My personal website has gone through many iterations of its front-end, more or less 4 of them so far (in less than a year). I find that rebuilding my website gives me a project outside of work to constantly work on, and allows me to apply acquired knowledge in a concrete manner. I'm also pretty picky when it comes to design, and I often get bored of the ones I've built in the past.

But one of the things I haven't truly tackled is performance. Why? Because I've always perceived my website as something that has very little information and that therefore should not require optimization of that sort. But the more I try to push the website's style, the more I realize that performance should be a priority for every project I work on.

This post goes over every aspect of performance I have considered while going through what I've learned and applied.



Minifying my stylesheets

In order to remove some bytes from my file sizes, minifying my stylesheets seemed like an obvious first thing to do.

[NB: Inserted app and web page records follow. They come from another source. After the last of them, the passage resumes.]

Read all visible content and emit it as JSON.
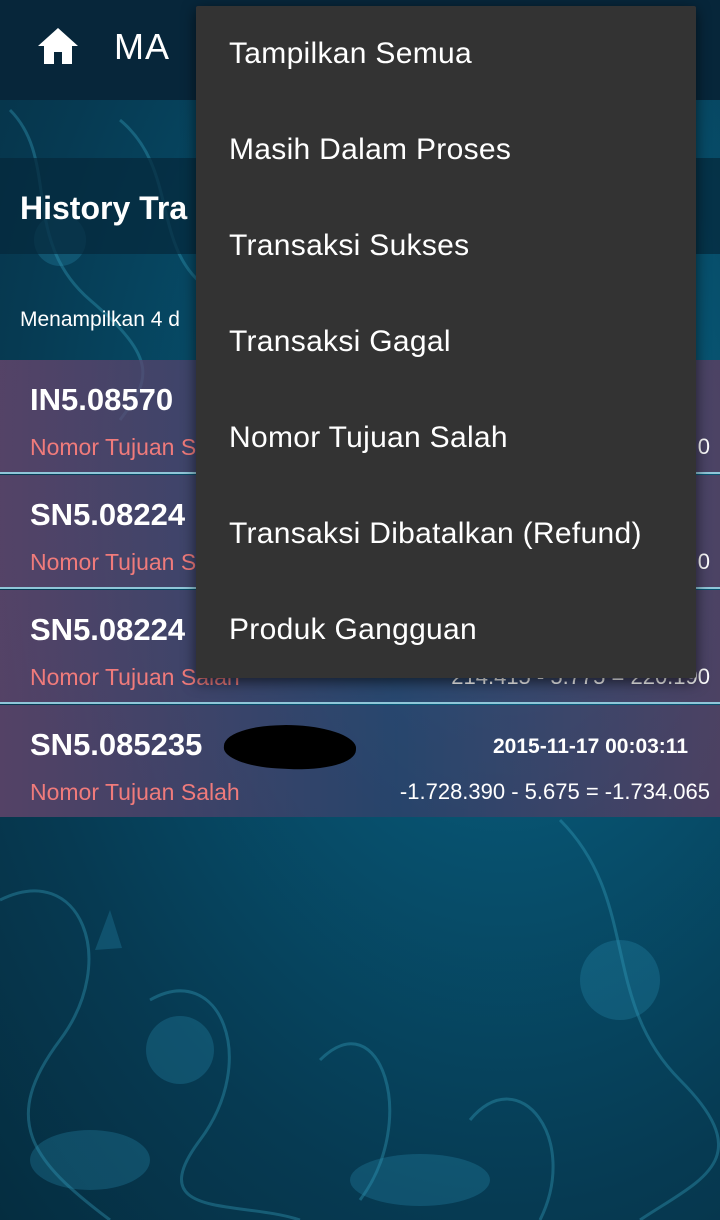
{
  "action_bar": {
    "title": "MA"
  },
  "page": {
    "title": "History Tra",
    "showing_text": "Menampilkan 4 d"
  },
  "transactions": [
    {
      "id": "IN5.08570",
      "status": "Nomor Tujuan S",
      "date": "",
      "amount": "0"
    },
    {
      "id": "SN5.08224",
      "status": "Nomor Tujuan S",
      "date": "",
      "amount": "0"
    },
    {
      "id": "SN5.08224",
      "status": "Nomor Tujuan Salah",
      "date": "",
      "amount": "214.415 - 5.775 = 220.190"
    },
    {
      "id": "SN5.085235",
      "status": "Nomor Tujuan Salah",
      "date": "2015-11-17 00:03:11",
      "amount": "-1.728.390 - 5.675 = -1.734.065"
    }
  ],
  "menu": {
    "items": [
      "Tampilkan Semua",
      "Masih Dalam Proses",
      "Transaksi Sukses",
      "Transaksi Gagal",
      "Nomor Tujuan Salah",
      "Transaksi Dibatalkan (Refund)",
      "Produk Gangguan"
    ]
  },
  "colors": {
    "action_bar": "#07263a",
    "status_error": "#f07b7b",
    "menu_bg": "#333333"
  }
}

The great thing about Angular CLI is that when building my project for production, it automatically minifies my stylesheets for me.

ng build --env=prod

The effects of the minification can be seen in the styles.bundle.js file generated in the dist folder.

In any case where this process would not be automatic, and when using a pre-processor like Sass, it is possible to configure it to automatically minify compiled CSS.



Images


Reducing image file sizes

By compressing the pictures of my projects I was able to bring some images from 1.4 MB down to 50kB.

I had to compress them at the cost of visual quality, but my images being divided by rows, this would not affect the user's experience. Many tools are available online such as this one.
When exporting and selecting the quality level, I have chosen the lowest level possible while keeping an acceptable quality.


Using progressive JPEG

Progressive JPEG are simple to create and have little to no performance penalty, the upside is that they appear sooner on the page itself.
In order to change a JPEG to its progressive counterpart many tools are available online.

The difference is astonishing, dropping the fetching of the images down to [27ms - 101ms] coming from upwards of [361ms - 510ms].



What else could be done?

Many other forms of performance optimization could be applied, but some of them aren't relevant to this website:

  • Using async to load scripts
  • Avoiding inline / embedded code
  • Avoiding unnecessary dom manipulations
  • And many other little tweaks that influence a website's performance

I hope this post will be a call to action for some of you to consider performance in your development choices, it's very rewarding to be able to see improvements on your projects and is an incremental task that must be considered at the beginning of every project.

Thanks for reading,
@christo_kade